> **Supplied records**
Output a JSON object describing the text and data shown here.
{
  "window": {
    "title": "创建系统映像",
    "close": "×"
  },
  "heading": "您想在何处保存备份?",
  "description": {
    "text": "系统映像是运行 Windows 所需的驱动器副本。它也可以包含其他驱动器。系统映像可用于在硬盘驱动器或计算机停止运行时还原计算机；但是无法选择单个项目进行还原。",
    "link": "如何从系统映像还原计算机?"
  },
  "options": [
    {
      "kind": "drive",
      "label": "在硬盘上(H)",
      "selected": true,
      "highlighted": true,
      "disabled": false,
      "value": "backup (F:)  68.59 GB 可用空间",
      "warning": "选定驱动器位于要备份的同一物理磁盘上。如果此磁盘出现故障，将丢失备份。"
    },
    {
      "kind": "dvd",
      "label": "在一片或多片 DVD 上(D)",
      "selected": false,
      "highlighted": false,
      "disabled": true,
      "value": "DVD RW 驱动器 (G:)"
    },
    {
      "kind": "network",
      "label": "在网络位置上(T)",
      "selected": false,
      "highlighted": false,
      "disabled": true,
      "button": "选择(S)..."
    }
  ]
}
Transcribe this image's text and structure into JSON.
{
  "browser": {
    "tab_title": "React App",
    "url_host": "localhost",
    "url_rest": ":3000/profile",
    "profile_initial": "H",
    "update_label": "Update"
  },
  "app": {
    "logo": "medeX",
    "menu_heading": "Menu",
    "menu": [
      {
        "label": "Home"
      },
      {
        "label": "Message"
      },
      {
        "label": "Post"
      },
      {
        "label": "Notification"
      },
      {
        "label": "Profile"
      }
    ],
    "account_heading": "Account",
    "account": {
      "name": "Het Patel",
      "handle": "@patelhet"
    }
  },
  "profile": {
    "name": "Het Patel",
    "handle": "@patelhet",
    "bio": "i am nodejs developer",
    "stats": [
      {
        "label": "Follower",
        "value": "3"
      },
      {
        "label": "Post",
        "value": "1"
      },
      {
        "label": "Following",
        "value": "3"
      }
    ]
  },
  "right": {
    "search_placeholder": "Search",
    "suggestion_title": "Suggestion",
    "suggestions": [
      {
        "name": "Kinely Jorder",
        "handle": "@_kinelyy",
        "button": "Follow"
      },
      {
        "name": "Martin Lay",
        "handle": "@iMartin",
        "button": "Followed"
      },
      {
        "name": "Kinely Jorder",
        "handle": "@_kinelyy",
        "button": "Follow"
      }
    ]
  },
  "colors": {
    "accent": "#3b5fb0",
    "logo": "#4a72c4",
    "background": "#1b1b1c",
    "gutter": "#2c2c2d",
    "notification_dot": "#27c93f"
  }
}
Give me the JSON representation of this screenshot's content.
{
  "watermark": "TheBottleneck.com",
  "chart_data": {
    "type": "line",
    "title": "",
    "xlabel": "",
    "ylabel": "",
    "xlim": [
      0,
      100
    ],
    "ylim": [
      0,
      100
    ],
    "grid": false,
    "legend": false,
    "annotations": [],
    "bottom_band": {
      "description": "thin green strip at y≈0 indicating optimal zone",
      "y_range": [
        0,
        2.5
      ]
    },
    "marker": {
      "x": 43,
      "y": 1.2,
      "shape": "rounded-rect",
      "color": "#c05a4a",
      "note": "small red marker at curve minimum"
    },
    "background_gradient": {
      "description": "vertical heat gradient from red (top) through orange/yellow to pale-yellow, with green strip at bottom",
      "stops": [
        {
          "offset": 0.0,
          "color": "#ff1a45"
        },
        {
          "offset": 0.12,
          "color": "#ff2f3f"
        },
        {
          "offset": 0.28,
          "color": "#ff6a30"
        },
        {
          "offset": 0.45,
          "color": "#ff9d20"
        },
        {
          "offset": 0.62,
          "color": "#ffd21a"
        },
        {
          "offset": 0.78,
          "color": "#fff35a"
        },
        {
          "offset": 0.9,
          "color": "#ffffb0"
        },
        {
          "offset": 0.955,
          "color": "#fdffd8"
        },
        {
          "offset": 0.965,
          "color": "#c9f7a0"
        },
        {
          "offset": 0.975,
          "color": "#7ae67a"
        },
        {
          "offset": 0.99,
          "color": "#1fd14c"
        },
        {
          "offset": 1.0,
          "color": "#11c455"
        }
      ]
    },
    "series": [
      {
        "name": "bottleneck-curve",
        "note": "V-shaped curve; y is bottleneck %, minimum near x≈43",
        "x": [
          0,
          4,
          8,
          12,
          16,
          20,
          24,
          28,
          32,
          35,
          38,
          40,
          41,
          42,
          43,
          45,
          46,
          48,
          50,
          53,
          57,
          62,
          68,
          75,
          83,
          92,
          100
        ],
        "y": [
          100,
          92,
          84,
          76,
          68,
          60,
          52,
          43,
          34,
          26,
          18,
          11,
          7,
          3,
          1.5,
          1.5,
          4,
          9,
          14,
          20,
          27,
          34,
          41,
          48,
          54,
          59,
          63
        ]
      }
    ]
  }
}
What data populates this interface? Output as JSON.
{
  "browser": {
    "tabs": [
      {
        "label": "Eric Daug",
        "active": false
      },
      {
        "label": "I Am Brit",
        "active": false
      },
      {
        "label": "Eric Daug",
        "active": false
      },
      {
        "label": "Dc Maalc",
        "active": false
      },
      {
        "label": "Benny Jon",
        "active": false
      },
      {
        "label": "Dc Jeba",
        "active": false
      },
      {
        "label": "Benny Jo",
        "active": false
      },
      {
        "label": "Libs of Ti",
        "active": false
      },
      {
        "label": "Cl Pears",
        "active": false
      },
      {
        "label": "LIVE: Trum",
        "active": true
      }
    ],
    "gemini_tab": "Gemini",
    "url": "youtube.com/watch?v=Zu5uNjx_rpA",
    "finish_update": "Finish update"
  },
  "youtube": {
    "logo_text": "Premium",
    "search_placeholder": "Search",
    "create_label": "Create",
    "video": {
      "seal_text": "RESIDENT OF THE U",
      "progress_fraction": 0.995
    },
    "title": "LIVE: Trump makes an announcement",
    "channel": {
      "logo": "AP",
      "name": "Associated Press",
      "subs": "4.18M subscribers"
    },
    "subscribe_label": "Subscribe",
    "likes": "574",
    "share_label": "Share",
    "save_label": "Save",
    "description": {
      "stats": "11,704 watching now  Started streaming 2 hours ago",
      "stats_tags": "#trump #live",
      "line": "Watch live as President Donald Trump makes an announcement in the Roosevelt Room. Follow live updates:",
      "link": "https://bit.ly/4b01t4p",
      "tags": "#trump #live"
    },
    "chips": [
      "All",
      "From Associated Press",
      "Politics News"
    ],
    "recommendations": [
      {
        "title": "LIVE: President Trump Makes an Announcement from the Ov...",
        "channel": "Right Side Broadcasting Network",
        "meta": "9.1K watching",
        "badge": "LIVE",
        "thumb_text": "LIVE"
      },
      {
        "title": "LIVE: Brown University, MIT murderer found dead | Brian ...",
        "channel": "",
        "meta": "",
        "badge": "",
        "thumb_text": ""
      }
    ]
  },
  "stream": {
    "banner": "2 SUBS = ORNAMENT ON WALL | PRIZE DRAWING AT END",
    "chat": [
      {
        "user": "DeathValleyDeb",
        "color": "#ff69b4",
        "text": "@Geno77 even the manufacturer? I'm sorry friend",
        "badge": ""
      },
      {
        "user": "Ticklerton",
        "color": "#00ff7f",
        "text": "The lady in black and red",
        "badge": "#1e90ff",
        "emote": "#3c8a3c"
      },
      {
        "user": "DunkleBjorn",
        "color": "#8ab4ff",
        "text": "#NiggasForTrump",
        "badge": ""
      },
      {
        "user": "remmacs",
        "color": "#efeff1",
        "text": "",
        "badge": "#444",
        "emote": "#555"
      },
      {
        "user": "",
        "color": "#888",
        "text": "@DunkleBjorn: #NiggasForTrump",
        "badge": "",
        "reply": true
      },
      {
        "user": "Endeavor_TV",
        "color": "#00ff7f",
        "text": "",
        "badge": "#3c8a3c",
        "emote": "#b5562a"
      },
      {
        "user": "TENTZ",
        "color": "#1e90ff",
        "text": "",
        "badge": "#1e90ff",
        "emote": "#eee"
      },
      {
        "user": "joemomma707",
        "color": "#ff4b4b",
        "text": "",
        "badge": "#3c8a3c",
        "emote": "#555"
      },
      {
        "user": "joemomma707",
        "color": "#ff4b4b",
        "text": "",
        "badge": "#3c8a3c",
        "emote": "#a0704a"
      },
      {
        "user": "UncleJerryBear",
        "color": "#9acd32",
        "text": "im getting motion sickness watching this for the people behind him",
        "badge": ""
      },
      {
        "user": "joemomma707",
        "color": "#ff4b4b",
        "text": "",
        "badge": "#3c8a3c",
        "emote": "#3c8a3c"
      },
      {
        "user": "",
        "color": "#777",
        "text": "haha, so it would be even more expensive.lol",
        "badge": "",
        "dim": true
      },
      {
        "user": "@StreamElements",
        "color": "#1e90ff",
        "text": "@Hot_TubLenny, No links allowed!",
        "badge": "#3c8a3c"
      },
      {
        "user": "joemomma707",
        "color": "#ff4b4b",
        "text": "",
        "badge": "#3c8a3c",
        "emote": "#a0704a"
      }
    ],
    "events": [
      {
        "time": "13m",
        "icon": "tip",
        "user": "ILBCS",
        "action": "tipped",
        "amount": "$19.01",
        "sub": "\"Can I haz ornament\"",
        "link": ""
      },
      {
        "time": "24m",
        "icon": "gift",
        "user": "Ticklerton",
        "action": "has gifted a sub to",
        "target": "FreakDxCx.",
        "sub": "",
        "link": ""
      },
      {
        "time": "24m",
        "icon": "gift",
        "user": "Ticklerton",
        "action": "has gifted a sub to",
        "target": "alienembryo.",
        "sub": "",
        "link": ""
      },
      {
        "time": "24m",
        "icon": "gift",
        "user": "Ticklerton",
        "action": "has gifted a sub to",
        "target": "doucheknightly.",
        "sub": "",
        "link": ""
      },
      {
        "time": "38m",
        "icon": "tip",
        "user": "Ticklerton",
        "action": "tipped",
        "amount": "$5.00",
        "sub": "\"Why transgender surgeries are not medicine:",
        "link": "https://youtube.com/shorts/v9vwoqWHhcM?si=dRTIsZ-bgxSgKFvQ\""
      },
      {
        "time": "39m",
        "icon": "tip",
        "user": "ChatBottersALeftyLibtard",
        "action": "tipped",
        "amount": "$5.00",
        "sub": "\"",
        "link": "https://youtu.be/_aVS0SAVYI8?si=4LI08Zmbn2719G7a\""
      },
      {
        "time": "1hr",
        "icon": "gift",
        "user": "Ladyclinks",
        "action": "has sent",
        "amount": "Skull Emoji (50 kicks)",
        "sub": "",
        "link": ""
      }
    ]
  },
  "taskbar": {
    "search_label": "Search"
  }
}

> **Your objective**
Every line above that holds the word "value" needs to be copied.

> **Written solution**
      "value": "backup (F:)  68.59 GB 可用空间",
      "value": "DVD RW 驱动器 (G:)"
        "value": "3"
        "value": "1"
        "value": "3"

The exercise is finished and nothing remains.